(Dataset records begins)

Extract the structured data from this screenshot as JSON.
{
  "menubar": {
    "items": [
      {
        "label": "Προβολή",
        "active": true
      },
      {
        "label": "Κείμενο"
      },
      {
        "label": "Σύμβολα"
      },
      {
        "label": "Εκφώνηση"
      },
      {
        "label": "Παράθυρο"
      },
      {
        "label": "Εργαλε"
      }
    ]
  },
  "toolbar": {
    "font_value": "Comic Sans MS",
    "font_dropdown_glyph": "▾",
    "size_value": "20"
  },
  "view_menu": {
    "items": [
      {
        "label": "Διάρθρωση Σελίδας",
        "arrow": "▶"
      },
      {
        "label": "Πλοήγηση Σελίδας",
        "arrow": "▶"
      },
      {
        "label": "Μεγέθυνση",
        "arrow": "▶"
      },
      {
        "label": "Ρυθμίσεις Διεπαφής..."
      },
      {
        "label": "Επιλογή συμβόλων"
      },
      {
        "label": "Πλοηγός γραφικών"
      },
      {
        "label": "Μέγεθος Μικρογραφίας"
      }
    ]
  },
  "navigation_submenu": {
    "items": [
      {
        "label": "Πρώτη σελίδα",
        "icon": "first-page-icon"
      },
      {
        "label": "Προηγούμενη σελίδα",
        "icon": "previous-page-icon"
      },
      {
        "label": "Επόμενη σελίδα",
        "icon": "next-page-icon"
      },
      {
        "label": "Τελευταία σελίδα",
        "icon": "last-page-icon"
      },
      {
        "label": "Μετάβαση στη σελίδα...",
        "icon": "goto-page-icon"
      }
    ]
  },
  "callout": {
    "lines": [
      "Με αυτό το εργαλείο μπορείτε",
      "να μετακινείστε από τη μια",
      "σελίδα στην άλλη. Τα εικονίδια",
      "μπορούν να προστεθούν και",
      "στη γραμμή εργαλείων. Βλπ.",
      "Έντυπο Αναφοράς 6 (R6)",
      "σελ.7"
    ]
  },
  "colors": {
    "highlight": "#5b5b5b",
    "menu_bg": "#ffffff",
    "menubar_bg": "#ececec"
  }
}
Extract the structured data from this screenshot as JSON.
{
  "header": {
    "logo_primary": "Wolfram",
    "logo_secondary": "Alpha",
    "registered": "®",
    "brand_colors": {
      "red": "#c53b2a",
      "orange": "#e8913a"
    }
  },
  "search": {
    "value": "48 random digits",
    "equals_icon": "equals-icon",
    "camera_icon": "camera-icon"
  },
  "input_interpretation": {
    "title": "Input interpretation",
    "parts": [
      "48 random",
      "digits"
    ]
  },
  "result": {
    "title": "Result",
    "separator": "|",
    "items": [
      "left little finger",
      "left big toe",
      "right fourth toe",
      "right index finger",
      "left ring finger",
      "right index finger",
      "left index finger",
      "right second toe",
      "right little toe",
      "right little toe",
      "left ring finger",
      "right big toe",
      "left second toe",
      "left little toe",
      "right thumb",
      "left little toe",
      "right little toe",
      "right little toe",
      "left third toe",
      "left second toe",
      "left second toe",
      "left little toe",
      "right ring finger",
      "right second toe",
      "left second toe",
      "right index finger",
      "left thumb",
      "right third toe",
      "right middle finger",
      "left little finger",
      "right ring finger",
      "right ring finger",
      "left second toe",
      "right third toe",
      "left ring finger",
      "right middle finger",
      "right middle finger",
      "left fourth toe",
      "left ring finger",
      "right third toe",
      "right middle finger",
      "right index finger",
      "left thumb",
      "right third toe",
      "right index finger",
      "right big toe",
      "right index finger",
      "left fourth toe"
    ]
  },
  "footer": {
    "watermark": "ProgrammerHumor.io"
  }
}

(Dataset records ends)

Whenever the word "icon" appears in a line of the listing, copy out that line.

        "icon": "first-page-icon"
        "icon": "previous-page-icon"
        "icon": "next-page-icon"
        "icon": "last-page-icon"
        "icon": "goto-page-icon"
    "equals_icon": "equals-icon",
    "camera_icon": "camera-icon"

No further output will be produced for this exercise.